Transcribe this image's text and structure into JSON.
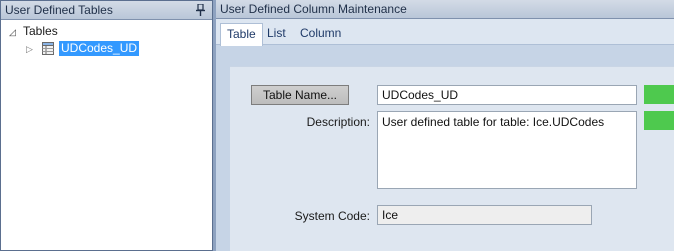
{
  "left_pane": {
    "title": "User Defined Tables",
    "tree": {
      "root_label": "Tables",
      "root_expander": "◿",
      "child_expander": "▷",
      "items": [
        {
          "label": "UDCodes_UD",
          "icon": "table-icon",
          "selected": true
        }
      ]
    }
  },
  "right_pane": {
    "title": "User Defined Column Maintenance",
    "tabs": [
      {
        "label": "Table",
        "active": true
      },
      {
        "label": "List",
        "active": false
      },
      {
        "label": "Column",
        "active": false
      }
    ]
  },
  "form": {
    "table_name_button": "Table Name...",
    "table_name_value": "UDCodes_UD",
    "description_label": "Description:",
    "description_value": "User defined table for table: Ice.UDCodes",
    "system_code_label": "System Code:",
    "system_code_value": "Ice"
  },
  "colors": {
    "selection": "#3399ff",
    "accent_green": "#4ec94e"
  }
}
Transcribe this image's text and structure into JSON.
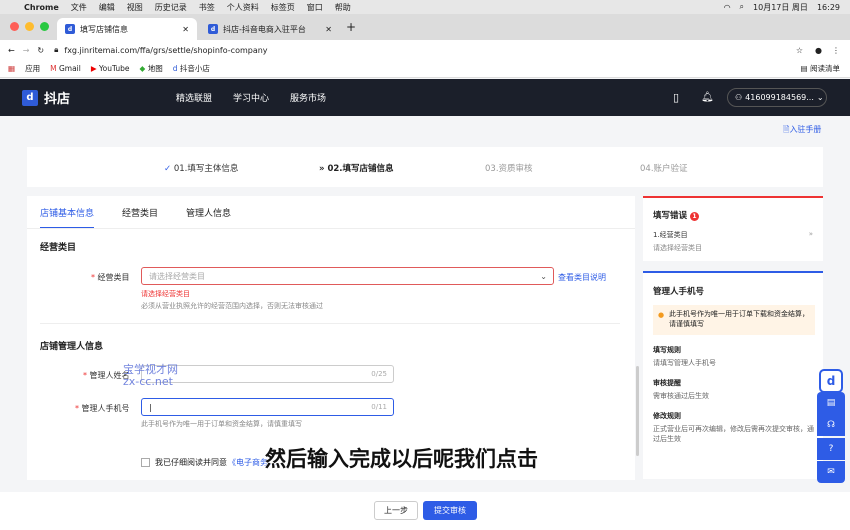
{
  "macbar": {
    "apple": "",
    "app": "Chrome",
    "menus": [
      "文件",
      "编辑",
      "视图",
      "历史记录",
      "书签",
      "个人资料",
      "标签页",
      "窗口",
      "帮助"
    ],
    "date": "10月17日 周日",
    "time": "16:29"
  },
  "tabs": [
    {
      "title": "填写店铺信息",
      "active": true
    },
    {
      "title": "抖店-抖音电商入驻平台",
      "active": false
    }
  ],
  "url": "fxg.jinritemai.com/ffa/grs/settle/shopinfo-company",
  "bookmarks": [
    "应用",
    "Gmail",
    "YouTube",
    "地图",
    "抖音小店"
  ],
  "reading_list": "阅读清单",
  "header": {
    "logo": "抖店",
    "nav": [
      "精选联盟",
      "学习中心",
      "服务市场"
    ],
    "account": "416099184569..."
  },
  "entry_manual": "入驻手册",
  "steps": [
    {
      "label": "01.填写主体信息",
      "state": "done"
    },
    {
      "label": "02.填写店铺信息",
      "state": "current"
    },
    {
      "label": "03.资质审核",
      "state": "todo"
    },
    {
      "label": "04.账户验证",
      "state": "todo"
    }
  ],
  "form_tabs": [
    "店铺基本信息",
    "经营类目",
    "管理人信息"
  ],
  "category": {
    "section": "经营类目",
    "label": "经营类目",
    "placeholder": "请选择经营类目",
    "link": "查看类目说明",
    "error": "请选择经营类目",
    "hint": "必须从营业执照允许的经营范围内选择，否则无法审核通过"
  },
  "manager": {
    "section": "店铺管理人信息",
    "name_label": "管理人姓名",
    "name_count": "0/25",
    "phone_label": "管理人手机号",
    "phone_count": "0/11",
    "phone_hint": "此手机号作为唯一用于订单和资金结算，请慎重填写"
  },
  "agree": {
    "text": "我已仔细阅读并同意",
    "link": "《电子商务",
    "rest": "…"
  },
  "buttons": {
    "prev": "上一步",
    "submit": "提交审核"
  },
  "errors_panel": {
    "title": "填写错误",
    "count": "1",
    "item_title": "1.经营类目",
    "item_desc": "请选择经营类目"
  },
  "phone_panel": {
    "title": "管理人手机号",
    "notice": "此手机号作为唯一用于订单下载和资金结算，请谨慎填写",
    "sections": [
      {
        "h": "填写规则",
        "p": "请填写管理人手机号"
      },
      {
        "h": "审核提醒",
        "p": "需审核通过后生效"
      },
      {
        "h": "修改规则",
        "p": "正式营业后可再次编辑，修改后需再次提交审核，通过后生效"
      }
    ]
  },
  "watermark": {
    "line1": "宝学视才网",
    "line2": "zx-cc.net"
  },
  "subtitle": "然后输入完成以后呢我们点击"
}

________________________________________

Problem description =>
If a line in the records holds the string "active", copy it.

Exercise solution =>
        "active": true
        "active": false
        "active": false
      "active": true
      "active": false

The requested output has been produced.